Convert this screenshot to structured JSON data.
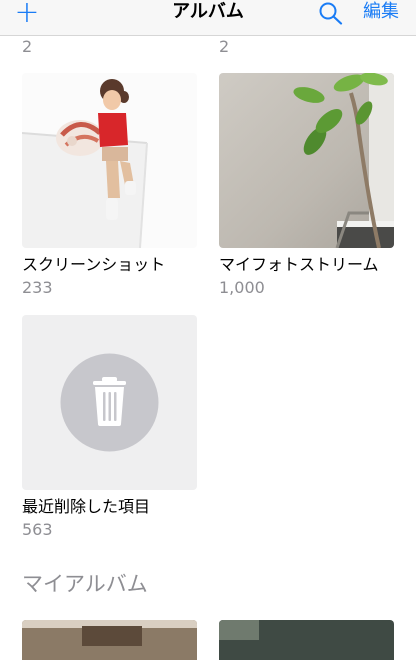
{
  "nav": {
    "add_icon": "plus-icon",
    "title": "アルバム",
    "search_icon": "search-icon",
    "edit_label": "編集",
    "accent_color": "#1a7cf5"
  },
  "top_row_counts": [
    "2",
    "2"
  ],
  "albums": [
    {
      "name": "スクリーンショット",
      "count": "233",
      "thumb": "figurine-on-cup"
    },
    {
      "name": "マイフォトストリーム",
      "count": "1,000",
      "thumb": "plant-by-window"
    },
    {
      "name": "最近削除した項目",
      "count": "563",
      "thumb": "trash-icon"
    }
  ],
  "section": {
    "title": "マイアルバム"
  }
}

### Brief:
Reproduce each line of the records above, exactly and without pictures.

### The answer:
Convert this screenshot to structured JSON data.
{
  "nav": {
    "add_icon": "plus-icon",
    "title": "アルバム",
    "search_icon": "search-icon",
    "edit_label": "編集",
    "accent_color": "#1a7cf5"
  },
  "top_row_counts": [
    "2",
    "2"
  ],
  "albums": [
    {
      "name": "スクリーンショット",
      "count": "233",
      "thumb": "figurine-on-cup"
    },
    {
      "name": "マイフォトストリーム",
      "count": "1,000",
      "thumb": "plant-by-window"
    },
    {
      "name": "最近削除した項目",
      "count": "563",
      "thumb": "trash-icon"
    }
  ],
  "section": {
    "title": "マイアルバム"
  }
}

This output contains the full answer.